━━ PROVIDED RECORDS

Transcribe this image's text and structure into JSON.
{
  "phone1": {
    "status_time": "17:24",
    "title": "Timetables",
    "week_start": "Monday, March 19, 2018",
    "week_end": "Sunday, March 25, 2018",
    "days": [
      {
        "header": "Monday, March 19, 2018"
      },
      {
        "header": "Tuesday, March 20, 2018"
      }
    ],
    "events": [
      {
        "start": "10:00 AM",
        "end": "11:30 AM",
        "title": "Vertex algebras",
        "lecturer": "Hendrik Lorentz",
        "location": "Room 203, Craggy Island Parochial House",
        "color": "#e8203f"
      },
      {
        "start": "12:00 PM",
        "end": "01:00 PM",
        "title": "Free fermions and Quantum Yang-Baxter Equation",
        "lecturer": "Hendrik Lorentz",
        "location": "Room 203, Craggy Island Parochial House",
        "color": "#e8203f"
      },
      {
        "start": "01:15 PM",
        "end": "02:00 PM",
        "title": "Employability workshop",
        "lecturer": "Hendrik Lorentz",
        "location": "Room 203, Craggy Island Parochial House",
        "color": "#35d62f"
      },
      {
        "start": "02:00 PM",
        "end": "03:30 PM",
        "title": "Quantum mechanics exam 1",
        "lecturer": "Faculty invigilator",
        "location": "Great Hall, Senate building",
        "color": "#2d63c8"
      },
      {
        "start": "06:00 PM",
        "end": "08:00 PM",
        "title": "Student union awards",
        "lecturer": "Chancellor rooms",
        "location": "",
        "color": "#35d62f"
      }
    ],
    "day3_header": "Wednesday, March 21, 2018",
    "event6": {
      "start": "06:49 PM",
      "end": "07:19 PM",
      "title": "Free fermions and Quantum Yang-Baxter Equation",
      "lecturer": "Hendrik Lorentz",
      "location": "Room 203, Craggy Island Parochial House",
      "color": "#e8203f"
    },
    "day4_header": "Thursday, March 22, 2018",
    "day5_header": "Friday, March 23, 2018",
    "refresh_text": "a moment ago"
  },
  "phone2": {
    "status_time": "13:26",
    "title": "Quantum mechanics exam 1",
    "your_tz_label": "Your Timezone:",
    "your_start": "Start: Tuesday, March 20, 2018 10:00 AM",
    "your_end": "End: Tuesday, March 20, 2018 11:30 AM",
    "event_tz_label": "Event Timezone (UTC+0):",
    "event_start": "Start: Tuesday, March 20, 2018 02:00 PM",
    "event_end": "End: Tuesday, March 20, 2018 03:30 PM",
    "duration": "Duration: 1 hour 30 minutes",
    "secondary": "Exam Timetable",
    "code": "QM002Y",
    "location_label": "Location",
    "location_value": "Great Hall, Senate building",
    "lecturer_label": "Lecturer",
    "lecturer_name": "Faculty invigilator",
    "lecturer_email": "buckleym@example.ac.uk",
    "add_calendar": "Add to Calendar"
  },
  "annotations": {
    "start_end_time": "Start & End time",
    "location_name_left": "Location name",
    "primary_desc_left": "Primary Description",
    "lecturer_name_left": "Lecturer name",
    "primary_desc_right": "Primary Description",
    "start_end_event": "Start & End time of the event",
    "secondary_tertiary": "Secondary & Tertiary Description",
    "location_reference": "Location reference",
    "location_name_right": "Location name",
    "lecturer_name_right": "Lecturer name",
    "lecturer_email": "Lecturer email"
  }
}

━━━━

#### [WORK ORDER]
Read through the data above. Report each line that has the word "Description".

#### [TASK RESULT]
    "primary_desc_left": "Primary Description",
    "primary_desc_right": "Primary Description",
    "secondary_tertiary": "Secondary & Tertiary Description",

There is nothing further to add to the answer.